This resource is a guide for Non-Governmental Organisations (NGOs) and governments to support the review and updating of existing policies to ensure they fully engage men and boys in Sexual and Reproductive Health and Rights and HIV/AIDS.
There are many good reasons to engage men in building gender equality, especially given that some men’s practices, identities, and relations can sustain inequalities. The need to engage men can be particularly true in conflict and post-conflict societies, which often reinforce narrow views of masculinity and gender hierarchies. At the same time, involving men in gender-related policy and programming carries the risk of compromising resources and services directed exclusively to women or diluting the feminist orientation of such efforts.
There are great resources for encouraging norms of sexual consent and respect among men, building skills in negotiating consent, and so on. Here, we have collected some useful, accessible pieces. Please see the bottom of this page for the resources. Further suggestions are most welcome.
Further pieces on XY which focus on consent include the following:
What is men's violence against women? What are its causes and consequences? Here are some key readings and reports, on domestic violence, sexual violence, and other forms of violence against women. They include shorter or more accessible pieces and longer discussions and reports.
The MenEngage Alliance, a global network of more than 630 organizations working with men and boys for women’s right and gender justice, has worked to enhance accountability in this field for some time, building on many years of work by women’s rights organizations. The MenEngage Alliance understands accountability as the commitment that activists and organizations working in the engaging boys and mend field must have toward women’s rights groups and other social justice movements.
This technical paper, produced by the Organization for Security and Co-operation in Europe (OSCE), is designed as a reference tool to assist OSCE executive structures in increasing the engagement of men and boys in gender equality initiatives within the OSCE region. It invites reflection upon masculinities and the many positive roles that men and boys can and do provide to bridge continuing gender inequalities.
Here is a handy, one-page guide to key activist and academic resources on men, masculinities, and gender.
It's available below, and in a downloadable Word document further below.
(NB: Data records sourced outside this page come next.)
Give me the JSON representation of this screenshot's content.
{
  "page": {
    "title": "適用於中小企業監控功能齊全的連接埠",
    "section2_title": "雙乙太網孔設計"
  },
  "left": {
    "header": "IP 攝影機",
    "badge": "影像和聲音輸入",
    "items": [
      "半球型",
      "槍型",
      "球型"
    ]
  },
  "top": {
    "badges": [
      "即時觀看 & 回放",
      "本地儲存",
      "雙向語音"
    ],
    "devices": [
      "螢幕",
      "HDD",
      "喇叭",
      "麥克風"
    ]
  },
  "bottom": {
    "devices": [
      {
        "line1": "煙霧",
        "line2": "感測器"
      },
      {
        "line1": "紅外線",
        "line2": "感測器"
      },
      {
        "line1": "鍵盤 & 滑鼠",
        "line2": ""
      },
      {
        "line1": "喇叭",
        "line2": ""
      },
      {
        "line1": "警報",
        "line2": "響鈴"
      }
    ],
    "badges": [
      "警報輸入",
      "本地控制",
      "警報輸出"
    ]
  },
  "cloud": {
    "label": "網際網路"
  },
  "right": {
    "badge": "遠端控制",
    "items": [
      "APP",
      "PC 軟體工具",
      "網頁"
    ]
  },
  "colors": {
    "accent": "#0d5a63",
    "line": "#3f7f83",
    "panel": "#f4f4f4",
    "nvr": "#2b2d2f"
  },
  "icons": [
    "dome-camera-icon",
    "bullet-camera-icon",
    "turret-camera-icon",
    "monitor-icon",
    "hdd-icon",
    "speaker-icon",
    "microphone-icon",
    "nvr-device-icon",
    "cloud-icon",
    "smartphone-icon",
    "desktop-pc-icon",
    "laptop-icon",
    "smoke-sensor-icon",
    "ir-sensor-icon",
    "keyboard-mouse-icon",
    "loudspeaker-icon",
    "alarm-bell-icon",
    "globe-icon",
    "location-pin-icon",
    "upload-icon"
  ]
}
“Far too many boys approach adolescence having experienced violence, witnessed violence, dropped out of school, had risky sex, or practiced other risk-taking behaviors because they believe that they must do so to be seen by their peers and their communities as “real men.” This has real and long-lasting impacts on the lives of women and girls and inhibits the creation of respectful and equal relationships.”